When taken orally with meals, proteolytic enzymes naturally support digestion by helping break down protein; when taken on an empty stomach, the enzymes pass through into the intestine, where they are absorbed into the lymphatic system and dispersed throughout the body to sites of injury or illness.
Research on Digestive Enzymes
In a study conducted at the Department of Natural Medicine, University Hospital, in Zurich, Switzerland,(1) Leipner and colleagues concluded, “The results of various studies (placebo-controlled and comparisons with nonsteroidal anti-inflammatory drugs) in patients with rheumatic diseases suggest that oral therapy with proteolytic enzymes produces certain analgesic and anti-inflammatory effects. However, the results are often inconsistent. Nevertheless, in the light of preclinical and experimental data as well as therapeutic experience, the application of enzyme therapy seems plausible in carefully chosen patients with rheumatic disorders.”
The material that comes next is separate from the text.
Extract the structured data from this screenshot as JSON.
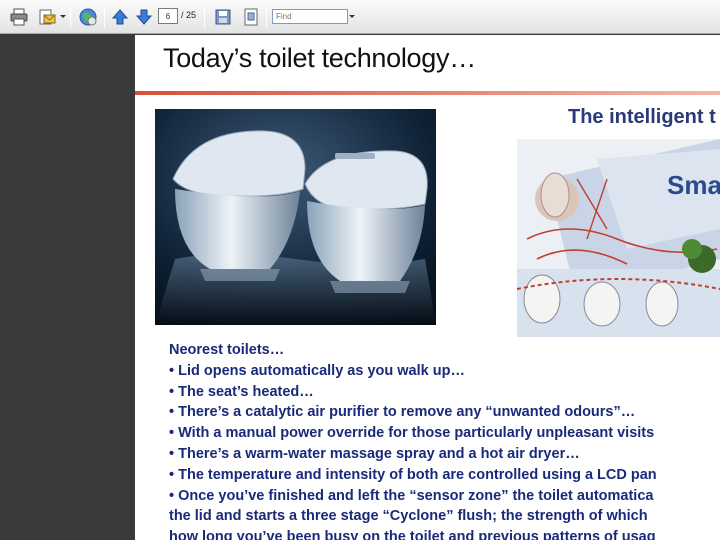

1. Leipner, et al. “Therapy with proteolytic enzymes in rheumatic disorders.” Drugs 2001; 15 (12): 779-89